I think about this principle all the time with my own kids, as well as with those who are in my church. I ask myself if I am developing them not just to be disciples, but to also go out into the world and make disciples. I want each of my kids to know exactly how to make a disciple. I want a church filled with people who understand and know exactly how to make disciples of Jesus. That way they are not dependent on me! They can become spiritual coaches who develop other players, even other coaches. When we understand this principle of releasing disciples to make disciples and when we commit to it, we then develop stronger families and more effective churches.
I want to offer a few key takeaways about this important principle of releasing your people: It is important to make the distinction between those who lead, either by gifting or position, in the Church and those who are disciples of Jesus. Every believer in the Church should be in discipleship relationships, being discipled and learning to disciple others. Every believer in the Church is called to be a minister and a servant (2 Corinthians 5:18). However, not everyone has the gift of leadership. As you disciple all types of people, leaders will emerge. Once you identify a leader, develop them and release them when they are ready. Leaders in the Church are called to be disciples who make disciples and also to shepherd the body of Christ and coach those who will lead alongside them and after them.
When you build this guardrail and people are being raised up and released, our churches become filled with people who raise up others like Coach K did. The result is a legacy in the Kingdom of God, a kingdom that never ends, a kingdom we can participate in here and now.
*Stay tuned by coming back to our blog for more in this blog series about staying the course from Brandon Guindon.
by Brandon Guindon
This blog is part of the free eBook, Stay the Course: Seven Essential Practices for Disciple Making Churches.
You can down it by clicking here.

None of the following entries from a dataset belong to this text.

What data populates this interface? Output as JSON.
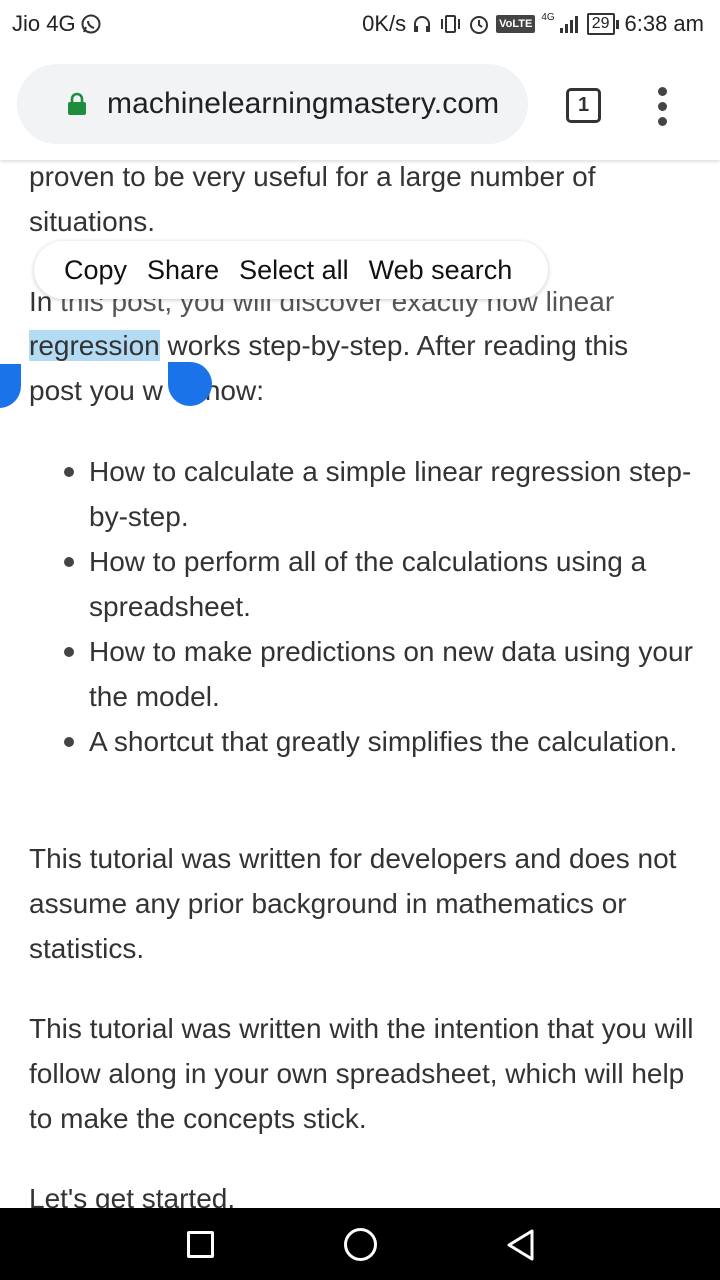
{
  "status_bar": {
    "carrier": "Jio 4G",
    "whatsapp_icon": "whatsapp-notification-icon",
    "speed": "0K/s",
    "volte": "VoLTE",
    "network": "4G",
    "battery": "29",
    "time": "6:38 am"
  },
  "browser": {
    "url": "machinelearningmastery.com",
    "tab_count": "1",
    "lock_color": "#1e8e3e"
  },
  "context_menu": {
    "items": [
      "Copy",
      "Share",
      "Select all",
      "Web search"
    ]
  },
  "article": {
    "line1": "proven to be very useful for a large number of",
    "line2": "situations.",
    "intro_partial": "In this post, you will discover exactly how linear",
    "intro_visible_tail": "ow linear",
    "intro_visible_head": "In",
    "selected_word": "regression",
    "intro_line2_rest": " works step-by-step. After reading this",
    "intro_line3_a": "post you w",
    "intro_line3_b": "know:",
    "bullets": [
      "How to calculate a simple linear regression step-by-step.",
      "How to perform all of the calculations using a spreadsheet.",
      "How to make predictions on new data using your the model.",
      "A shortcut that greatly simplifies the calculation."
    ],
    "para_dev": "This tutorial was written for developers and does not assume any prior background in mathematics or statistics.",
    "para_follow": "This tutorial was written with the intention that you will follow along in your own spreadsheet, which will help to make the concepts stick.",
    "para_start": "Let's get started."
  },
  "colors": {
    "selection_highlight": "#b3dcf4",
    "selection_handle": "#1a73e8"
  }
}
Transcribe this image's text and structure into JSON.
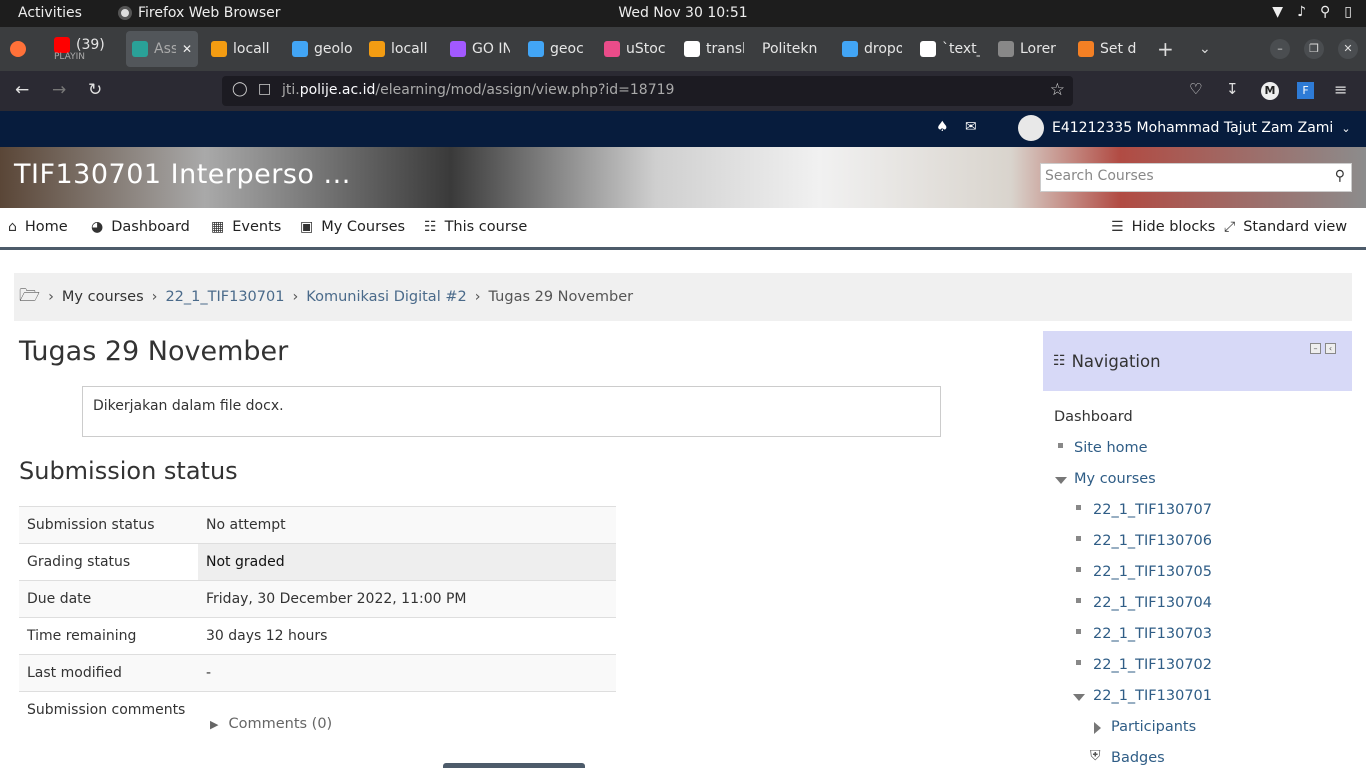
{
  "system": {
    "activities": "Activities",
    "app_name": "Firefox Web Browser",
    "clock": "Wed Nov 30  10:51"
  },
  "tabs": [
    {
      "title": "(39)",
      "subtitle": "PLAYIN",
      "icon": "youtube-icon",
      "color": "#ff0000"
    },
    {
      "title": "Ass",
      "icon": "moodle-icon",
      "color": "#2aa198",
      "active": true
    },
    {
      "title": "locall",
      "icon": "xampp-icon",
      "color": "#f39c12"
    },
    {
      "title": "geolo",
      "icon": "flutter-icon",
      "color": "#42a5f5"
    },
    {
      "title": "locall",
      "icon": "xampp-icon",
      "color": "#f39c12"
    },
    {
      "title": "GO IN",
      "icon": "figma-icon",
      "color": "#a259ff"
    },
    {
      "title": "geoc",
      "icon": "flutter-icon",
      "color": "#42a5f5"
    },
    {
      "title": "uStoc",
      "icon": "dribbble-icon",
      "color": "#ea4c89"
    },
    {
      "title": "transl",
      "icon": "google-icon",
      "color": "#ffffff"
    },
    {
      "title": "Politekn",
      "icon": "",
      "color": "#3b3d3f"
    },
    {
      "title": "dropo",
      "icon": "flutter-icon",
      "color": "#42a5f5"
    },
    {
      "title": "`text_",
      "icon": "github-icon",
      "color": "#ffffff"
    },
    {
      "title": "Lorer",
      "icon": "lorem-icon",
      "color": "#888888"
    },
    {
      "title": "Set d",
      "icon": "stackoverflow-icon",
      "color": "#f48024"
    }
  ],
  "browser": {
    "url_domain": "jti.",
    "url_domain_bold": "polije.ac.id",
    "url_path": "/elearning/mod/assign/view.php?id=18719"
  },
  "moodle": {
    "user_name": "E41212335 Mohammad Tajut Zam Zami",
    "course_title": "TIF130701 Interperso ...",
    "search_placeholder": "Search Courses",
    "menu": {
      "home": "Home",
      "dashboard": "Dashboard",
      "events": "Events",
      "my_courses": "My Courses",
      "this_course": "This course",
      "hide_blocks": "Hide blocks",
      "standard_view": "Standard view"
    },
    "breadcrumb": [
      "My courses",
      "22_1_TIF130701",
      "Komunikasi Digital #2",
      "Tugas 29 November"
    ]
  },
  "assignment": {
    "title": "Tugas 29 November",
    "intro": "Dikerjakan dalam file docx.",
    "status_heading": "Submission status",
    "rows": [
      {
        "label": "Submission status",
        "value": "No attempt"
      },
      {
        "label": "Grading status",
        "value": "Not graded"
      },
      {
        "label": "Due date",
        "value": "Friday, 30 December 2022, 11:00 PM"
      },
      {
        "label": "Time remaining",
        "value": "30 days 12 hours"
      },
      {
        "label": "Last modified",
        "value": "-"
      },
      {
        "label": "Submission comments",
        "value": ""
      }
    ],
    "comments_link": "Comments (0)"
  },
  "navigation": {
    "heading": "Navigation",
    "dashboard": "Dashboard",
    "site_home": "Site home",
    "my_courses": "My courses",
    "courses": [
      "22_1_TIF130707",
      "22_1_TIF130706",
      "22_1_TIF130705",
      "22_1_TIF130704",
      "22_1_TIF130703",
      "22_1_TIF130702",
      "22_1_TIF130701"
    ],
    "participants": "Participants",
    "badges": "Badges"
  }
}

Brandon Guindon has over 15 years experience leading churches to become disciple-making bodies of Christ. Brandon holds a Bachelor of Science in Health Science from Linfield College and a Master of Arts Church Leadership and New Testament Theology from Hope International University. He was ordained at Real Life Ministries in Post Falls, ID. He is a published author and a member of the Board of Directors for the Relational Discipleship Network. The Guindons (Brandon and Amber, Emma, Olivia, Grady, and Garrett) moved to Houston in 2013 from their home state of Idaho.